To illustrate the issues we will once again use the NB10 data. The 100 values are given in the table below.
These data are the values obtained during the weekly weighings of standard NB10 at the National Bureau of Standards during 1963 and 1964. The values express the weights as the number of micrograms in excess of 9.999000 grams. Figure 1 shows the XmR chart for these data with three sets of limits.
The widest set of limits is based on the average moving range of 5.73. Dividing by 1.128 gives a Sigma(X) value of 5.08, and limits that are 15.2 units on either side of the average. With these limits we can identify three occasions when there were problems with weighing this standard.
The middle set of limits were based upon the median moving range of 4.0. Dividing by 0.954 gives a Sigma(X) value of 4.2, and limits that are 12.6 units on either side of the average. With these limits we find one additional possible signal. When should we consider using these limits? One guideline is to consider using the median moving range whenever two-thirds or more of the moving ranges fall below the average moving range. Here there are 68 of the 99 moving ranges that are five or smaller—only 31 are six or larger.
The narrowest set of limits are those that result from deleting the ranges above the upper range limit, recomputing the average moving range, and revising the limits accordingly. After two cycles this gives an average moving range of 4.02, which results in limits that are 10.7 units on either side of the average.

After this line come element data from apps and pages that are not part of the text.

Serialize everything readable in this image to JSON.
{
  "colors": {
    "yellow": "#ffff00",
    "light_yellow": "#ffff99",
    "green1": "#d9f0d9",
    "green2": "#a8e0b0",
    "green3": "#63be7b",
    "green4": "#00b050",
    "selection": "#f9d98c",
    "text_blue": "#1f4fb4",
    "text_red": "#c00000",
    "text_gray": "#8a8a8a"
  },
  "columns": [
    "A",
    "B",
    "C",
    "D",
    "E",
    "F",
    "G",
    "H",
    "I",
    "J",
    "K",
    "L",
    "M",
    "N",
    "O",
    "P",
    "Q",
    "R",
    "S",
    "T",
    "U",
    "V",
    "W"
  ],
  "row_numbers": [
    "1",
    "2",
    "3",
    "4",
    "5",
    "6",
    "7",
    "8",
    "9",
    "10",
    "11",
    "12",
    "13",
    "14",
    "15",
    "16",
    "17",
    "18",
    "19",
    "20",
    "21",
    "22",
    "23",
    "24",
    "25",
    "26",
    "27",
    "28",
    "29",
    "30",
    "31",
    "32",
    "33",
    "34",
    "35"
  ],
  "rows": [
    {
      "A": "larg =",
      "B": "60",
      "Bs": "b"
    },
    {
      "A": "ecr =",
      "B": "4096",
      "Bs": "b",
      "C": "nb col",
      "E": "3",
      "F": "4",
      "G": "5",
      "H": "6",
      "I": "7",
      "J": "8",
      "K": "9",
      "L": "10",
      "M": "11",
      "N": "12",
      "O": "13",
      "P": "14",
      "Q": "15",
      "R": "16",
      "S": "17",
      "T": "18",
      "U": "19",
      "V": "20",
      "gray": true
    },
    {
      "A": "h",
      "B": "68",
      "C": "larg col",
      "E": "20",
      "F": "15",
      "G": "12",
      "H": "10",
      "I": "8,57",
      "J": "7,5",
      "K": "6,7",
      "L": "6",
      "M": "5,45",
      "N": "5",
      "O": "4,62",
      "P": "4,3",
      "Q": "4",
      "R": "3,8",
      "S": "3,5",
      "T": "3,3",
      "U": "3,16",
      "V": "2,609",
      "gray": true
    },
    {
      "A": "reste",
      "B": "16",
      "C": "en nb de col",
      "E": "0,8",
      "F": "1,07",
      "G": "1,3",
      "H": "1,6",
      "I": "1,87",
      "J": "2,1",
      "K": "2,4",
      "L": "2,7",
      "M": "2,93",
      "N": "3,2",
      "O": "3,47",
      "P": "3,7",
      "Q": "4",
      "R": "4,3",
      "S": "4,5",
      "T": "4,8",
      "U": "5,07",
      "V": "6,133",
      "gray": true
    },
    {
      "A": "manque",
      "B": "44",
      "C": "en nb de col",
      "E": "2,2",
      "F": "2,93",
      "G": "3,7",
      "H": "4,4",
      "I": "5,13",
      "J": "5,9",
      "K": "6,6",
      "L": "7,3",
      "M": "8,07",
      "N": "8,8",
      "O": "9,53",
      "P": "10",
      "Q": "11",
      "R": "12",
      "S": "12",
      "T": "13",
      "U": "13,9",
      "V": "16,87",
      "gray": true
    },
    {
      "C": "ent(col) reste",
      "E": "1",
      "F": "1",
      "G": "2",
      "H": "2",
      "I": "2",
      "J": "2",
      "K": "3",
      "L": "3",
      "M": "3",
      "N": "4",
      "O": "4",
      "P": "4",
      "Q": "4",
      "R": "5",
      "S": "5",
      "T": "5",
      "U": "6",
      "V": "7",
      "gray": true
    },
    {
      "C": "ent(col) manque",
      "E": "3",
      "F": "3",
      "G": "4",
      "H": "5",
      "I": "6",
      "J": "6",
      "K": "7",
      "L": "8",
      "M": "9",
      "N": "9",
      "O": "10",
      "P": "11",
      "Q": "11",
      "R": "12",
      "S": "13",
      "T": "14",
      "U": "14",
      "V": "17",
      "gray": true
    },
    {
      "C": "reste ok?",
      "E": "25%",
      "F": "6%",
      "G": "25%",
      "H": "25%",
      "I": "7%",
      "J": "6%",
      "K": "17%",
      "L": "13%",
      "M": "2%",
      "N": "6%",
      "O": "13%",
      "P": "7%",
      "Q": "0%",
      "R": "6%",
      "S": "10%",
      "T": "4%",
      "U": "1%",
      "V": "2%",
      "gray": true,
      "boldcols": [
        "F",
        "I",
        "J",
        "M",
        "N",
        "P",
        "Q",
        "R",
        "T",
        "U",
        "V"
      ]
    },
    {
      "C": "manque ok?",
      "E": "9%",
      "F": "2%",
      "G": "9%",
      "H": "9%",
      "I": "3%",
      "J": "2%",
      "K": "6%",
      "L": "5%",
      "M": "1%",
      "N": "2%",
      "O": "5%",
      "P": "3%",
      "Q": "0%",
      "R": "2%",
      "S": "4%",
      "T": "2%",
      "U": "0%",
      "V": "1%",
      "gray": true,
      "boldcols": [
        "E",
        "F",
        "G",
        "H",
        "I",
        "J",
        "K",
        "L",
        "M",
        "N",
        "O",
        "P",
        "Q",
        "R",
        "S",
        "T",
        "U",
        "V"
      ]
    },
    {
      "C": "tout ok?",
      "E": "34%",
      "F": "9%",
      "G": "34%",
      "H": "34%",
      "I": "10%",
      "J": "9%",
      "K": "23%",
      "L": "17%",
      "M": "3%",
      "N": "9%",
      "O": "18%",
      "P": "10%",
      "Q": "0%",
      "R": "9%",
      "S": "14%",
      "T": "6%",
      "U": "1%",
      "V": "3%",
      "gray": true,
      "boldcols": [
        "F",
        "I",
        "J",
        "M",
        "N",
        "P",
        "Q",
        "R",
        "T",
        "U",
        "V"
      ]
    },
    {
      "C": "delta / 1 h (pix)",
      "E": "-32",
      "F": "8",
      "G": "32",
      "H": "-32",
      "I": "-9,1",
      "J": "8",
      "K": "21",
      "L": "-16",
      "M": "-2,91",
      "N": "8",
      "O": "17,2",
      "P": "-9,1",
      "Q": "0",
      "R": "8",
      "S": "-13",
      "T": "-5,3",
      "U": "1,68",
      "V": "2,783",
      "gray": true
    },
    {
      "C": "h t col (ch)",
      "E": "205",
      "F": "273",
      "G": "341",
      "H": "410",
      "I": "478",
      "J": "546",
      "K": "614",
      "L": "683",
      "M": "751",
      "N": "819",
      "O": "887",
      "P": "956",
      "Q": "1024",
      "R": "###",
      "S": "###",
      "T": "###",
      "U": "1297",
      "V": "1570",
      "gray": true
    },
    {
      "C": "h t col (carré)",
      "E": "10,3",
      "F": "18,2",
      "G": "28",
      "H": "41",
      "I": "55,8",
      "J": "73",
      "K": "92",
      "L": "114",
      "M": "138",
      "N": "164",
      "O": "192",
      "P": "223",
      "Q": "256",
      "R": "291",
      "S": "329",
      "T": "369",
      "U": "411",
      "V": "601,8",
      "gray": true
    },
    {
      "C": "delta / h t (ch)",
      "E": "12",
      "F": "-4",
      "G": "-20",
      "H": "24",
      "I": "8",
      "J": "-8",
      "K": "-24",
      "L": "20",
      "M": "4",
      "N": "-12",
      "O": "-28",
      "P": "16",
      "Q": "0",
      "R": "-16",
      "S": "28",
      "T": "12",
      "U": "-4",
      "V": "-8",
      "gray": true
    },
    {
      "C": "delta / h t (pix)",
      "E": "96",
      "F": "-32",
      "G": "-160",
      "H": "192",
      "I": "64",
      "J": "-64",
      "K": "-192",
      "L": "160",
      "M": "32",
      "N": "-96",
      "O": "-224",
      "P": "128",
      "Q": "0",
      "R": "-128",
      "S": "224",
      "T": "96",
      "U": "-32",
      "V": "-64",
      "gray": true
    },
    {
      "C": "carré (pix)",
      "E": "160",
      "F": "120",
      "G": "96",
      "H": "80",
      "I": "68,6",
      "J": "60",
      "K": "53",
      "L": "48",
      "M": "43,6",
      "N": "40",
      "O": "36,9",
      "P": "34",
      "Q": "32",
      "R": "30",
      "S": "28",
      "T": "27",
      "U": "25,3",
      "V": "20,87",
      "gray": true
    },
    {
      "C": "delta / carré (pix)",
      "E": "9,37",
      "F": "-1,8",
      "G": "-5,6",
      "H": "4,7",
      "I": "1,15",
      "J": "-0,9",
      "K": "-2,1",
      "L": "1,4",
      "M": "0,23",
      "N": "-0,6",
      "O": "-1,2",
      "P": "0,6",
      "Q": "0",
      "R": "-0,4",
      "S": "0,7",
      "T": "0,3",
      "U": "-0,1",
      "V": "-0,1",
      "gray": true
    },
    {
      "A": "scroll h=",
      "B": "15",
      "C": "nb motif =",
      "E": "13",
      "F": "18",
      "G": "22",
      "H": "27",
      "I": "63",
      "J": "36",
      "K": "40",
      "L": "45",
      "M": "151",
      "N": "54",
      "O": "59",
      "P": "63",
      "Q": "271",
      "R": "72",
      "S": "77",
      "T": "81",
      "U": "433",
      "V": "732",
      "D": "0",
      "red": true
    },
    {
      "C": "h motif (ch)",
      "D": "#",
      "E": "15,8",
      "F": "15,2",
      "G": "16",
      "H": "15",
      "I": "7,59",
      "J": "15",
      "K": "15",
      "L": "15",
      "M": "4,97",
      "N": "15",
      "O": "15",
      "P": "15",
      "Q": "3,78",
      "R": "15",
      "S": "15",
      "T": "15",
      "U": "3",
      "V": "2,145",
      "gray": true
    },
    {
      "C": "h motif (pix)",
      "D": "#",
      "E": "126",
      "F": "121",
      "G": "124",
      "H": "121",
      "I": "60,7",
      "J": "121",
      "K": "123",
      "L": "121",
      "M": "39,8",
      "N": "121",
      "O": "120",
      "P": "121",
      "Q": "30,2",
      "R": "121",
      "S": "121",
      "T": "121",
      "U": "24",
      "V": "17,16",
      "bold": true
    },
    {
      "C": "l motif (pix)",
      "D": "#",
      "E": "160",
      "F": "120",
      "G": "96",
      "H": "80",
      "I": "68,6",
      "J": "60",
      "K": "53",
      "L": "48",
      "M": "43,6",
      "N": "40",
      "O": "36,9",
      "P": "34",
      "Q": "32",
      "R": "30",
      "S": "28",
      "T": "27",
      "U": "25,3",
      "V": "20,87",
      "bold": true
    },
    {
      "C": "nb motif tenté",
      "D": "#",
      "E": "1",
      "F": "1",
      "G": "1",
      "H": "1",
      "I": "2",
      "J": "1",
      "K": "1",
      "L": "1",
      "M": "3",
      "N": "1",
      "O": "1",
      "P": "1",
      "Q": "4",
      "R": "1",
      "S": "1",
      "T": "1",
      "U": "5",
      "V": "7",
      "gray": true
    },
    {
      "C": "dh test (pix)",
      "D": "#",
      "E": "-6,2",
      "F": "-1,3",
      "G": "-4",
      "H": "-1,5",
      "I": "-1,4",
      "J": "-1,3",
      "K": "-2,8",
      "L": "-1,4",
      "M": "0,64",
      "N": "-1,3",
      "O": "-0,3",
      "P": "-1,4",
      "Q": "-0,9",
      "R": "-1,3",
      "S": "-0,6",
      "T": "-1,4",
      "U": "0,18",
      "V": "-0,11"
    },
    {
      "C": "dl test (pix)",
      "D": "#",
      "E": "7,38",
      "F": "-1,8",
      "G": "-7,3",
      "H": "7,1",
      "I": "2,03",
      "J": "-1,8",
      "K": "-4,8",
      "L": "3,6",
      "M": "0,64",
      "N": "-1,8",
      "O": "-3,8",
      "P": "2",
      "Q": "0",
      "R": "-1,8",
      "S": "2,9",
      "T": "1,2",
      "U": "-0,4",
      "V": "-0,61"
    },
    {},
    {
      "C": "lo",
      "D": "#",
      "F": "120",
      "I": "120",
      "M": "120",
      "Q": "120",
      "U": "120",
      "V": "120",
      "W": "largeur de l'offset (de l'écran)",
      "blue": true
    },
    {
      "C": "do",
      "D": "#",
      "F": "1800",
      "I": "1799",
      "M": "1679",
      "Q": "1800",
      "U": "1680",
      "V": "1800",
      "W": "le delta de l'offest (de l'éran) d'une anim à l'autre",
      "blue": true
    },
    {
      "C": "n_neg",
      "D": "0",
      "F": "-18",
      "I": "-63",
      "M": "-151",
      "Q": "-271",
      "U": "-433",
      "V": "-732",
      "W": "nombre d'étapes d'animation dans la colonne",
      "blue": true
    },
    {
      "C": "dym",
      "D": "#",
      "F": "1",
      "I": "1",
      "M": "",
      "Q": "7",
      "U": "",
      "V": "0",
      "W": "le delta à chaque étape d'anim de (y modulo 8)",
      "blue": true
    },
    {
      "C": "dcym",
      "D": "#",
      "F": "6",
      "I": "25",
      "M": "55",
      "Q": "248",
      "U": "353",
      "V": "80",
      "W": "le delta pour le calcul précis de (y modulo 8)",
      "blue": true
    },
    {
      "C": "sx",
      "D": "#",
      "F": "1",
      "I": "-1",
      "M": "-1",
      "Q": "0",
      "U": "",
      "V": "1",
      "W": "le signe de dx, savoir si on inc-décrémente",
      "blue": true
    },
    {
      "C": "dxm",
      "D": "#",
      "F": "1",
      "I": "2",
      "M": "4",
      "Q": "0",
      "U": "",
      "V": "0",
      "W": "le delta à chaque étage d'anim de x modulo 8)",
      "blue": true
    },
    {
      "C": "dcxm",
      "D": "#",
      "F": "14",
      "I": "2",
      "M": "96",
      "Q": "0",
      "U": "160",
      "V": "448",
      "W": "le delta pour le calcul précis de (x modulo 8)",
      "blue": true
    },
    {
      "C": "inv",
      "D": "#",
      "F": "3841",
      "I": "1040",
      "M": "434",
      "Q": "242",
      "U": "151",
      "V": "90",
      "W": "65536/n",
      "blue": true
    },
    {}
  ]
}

While the details change, you end up telling the same story about this process with all three sets of limits. With the initial limits we found three signals of exceptional variation. Polishing the limits by using either the median moving range or by deleting and revising the average moving range only added one more potential signal. Thus, regardless of which of the correct approaches to computing limits that we exercise, we end up telling the same story about our data. As the name implies, process behavior charts are focused on characterizing the process behavior rather than estimating parameters for some probability model. To this end we do not need high precision, or even perfect data. With the correct computations we can get good limits from bad data. We do not have to wait until we have an “in control” range chart prior to computing our limits for the X chart or the average chart. In fact, it would be a mistake to wait.